We don’t “teach to the test”and we aren’t looking for little parrots of information. We do want independent thinkers with valuable tools for analysis, utilization and problem-solving skills that aren’t hindered by typical process of elimination methods. The beauty of homeschooling is that our children are reading with comprehension at about 2 public school grades ahead, they are absorbing scripture through Bible study (using the actual Bible and not a children’s summary-type book), they are learning about ancient cultures like Rome, they are studying about the biology of cells, of the structural make-up of the human body, i.e. muscles, bones, veins, etc…did I mention these children are in kindergarten and first grade? They are eating this information up and are so excited to learn it! And they are capable! We aren’t forcing them to get ahead…it’s just happening because that is the pace in which they are learning.
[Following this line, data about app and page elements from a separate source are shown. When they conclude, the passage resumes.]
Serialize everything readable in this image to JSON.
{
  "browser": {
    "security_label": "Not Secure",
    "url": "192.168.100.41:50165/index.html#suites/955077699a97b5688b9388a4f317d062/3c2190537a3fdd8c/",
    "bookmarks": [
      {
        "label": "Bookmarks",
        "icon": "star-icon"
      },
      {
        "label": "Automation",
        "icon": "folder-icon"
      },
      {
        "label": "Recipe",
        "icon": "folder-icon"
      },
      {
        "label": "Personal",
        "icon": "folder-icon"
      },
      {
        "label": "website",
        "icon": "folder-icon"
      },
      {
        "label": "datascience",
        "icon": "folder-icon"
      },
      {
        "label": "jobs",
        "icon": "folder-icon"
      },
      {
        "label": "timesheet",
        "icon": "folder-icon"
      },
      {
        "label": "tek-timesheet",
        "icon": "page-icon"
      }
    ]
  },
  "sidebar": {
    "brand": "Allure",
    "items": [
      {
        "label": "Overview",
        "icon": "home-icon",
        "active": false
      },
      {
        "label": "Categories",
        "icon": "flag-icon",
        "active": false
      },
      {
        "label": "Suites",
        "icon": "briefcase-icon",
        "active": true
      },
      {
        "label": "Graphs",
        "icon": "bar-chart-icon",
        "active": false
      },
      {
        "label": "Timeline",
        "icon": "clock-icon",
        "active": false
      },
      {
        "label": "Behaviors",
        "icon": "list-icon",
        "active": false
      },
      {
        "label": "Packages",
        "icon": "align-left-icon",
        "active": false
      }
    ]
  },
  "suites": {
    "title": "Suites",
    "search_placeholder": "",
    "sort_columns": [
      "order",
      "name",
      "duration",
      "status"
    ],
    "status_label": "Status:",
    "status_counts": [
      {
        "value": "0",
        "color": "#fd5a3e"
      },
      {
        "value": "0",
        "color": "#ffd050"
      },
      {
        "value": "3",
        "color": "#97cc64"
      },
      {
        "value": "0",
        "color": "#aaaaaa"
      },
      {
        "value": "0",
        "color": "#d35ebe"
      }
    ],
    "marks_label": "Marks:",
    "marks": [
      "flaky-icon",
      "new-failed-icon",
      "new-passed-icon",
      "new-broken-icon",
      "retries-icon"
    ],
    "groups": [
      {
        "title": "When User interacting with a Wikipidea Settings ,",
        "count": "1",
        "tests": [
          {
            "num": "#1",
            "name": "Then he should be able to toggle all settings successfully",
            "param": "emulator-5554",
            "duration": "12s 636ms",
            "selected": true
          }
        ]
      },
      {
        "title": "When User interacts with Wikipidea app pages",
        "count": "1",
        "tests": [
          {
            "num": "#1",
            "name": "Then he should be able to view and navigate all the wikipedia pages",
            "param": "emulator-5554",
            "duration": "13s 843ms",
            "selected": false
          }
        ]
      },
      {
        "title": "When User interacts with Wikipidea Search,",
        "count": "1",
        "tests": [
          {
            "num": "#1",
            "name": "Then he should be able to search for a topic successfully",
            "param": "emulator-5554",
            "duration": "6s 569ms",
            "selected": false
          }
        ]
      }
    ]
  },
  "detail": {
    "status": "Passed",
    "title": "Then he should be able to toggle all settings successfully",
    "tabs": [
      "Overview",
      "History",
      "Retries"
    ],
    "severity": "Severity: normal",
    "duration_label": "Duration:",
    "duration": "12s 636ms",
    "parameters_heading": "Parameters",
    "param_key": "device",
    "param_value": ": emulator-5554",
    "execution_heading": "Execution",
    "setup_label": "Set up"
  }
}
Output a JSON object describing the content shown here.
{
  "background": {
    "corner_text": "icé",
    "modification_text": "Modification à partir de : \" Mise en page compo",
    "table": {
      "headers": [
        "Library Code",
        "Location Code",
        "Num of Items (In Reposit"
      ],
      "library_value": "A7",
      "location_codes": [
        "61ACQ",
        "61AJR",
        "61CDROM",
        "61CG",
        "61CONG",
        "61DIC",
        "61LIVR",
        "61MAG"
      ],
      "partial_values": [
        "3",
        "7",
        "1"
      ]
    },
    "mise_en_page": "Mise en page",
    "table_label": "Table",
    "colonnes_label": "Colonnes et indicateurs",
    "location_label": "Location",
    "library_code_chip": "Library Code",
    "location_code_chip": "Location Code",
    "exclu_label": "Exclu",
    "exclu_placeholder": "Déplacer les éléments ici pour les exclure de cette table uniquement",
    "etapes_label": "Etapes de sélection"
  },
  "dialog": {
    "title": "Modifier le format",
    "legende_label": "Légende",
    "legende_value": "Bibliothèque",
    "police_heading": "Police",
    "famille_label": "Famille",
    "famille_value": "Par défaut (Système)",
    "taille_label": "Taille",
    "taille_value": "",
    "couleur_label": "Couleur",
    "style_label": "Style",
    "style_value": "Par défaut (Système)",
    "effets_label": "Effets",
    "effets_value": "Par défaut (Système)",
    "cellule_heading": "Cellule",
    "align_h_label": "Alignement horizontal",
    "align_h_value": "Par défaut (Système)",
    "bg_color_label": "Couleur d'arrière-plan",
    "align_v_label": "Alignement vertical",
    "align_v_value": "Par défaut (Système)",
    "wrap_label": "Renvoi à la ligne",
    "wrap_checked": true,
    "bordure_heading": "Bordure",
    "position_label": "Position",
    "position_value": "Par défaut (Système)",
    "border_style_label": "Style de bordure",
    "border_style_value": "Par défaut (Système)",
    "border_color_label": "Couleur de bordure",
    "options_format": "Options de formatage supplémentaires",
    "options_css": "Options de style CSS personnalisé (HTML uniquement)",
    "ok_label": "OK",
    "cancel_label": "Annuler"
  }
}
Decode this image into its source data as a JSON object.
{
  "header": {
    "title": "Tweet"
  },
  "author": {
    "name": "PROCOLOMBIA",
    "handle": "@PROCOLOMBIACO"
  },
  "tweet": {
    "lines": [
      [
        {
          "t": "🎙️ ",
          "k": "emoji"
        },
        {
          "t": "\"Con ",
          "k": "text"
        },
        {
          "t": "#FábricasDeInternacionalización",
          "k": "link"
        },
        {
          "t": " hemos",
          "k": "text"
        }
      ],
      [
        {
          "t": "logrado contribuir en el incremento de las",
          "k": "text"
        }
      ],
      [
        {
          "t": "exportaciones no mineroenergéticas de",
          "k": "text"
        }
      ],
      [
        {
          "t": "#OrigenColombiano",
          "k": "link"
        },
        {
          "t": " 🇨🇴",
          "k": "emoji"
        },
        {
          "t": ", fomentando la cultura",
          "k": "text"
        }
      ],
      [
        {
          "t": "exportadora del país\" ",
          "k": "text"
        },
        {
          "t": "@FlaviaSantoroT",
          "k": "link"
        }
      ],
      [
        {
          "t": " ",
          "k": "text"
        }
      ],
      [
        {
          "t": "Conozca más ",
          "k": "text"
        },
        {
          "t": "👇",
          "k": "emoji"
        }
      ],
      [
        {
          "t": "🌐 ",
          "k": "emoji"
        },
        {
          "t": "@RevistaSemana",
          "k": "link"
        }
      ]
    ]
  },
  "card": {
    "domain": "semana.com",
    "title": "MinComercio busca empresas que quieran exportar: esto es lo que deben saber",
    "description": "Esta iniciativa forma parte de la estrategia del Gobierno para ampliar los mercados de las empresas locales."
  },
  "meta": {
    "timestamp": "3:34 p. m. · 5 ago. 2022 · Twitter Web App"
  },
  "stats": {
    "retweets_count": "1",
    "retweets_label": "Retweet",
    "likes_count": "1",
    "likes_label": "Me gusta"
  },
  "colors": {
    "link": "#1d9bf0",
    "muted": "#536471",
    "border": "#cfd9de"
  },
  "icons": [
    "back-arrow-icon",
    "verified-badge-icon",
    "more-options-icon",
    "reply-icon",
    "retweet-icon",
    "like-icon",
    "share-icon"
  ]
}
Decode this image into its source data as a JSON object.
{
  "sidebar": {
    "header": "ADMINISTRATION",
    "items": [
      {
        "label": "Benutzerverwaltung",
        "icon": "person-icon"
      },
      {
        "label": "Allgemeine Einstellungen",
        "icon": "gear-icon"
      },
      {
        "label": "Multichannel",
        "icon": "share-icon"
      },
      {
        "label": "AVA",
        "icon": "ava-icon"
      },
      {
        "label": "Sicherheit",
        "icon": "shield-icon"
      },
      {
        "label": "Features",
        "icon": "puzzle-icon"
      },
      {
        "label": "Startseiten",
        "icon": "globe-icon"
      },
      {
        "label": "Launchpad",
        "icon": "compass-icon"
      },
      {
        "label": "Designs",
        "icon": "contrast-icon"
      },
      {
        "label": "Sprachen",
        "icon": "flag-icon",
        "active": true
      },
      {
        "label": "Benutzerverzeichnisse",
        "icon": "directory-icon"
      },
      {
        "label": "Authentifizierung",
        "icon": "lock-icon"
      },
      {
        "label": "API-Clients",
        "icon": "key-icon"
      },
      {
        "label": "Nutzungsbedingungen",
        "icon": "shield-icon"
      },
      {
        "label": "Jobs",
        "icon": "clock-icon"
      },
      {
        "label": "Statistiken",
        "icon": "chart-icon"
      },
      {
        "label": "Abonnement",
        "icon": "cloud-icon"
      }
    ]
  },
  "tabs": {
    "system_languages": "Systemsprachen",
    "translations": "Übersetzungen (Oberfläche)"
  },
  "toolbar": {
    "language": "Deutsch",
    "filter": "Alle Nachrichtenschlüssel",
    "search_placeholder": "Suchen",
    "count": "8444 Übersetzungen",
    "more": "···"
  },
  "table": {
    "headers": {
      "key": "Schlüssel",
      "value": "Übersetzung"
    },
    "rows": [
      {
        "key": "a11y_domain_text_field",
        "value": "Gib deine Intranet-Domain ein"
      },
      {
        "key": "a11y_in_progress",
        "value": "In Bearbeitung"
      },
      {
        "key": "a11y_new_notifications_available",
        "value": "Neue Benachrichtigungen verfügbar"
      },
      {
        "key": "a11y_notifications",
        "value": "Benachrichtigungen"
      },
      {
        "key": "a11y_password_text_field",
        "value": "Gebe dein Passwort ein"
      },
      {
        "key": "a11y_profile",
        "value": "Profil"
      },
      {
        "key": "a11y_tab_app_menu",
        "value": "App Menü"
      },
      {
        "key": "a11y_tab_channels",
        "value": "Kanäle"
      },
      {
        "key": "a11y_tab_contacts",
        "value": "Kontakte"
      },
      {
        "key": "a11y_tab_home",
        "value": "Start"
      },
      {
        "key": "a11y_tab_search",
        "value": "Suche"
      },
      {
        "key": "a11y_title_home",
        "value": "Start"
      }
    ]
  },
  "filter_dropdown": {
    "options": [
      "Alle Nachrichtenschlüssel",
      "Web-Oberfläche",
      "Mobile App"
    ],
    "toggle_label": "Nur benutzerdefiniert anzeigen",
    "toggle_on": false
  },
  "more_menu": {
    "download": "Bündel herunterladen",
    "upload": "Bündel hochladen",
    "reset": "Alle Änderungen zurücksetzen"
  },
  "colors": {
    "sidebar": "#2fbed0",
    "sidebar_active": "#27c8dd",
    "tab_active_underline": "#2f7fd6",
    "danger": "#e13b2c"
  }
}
Make no mistake, these children are learning by leaps and bounds in a most impressive fashion. Don’t take this as a defense of why we homeschool. We are so immensely proud of the progress that our children have made so far and advocate homeschooling as a viable option for instruction.

If  you are contemplating homeschool for your children, go with your instinct. You know what’s best for your children. Don’t overthink what society deems as normal or appropriate for your children. Don’t be discouraged by a lack of familial support. Your father-in-law may think you’re crazy but you’ll be successful and that will be your gold star.

You have already taught your children so much. They walk and talk because of you. If you have the means to homeschool and feel this is a good match for your family- go for it. You won’t be disappointed in the results.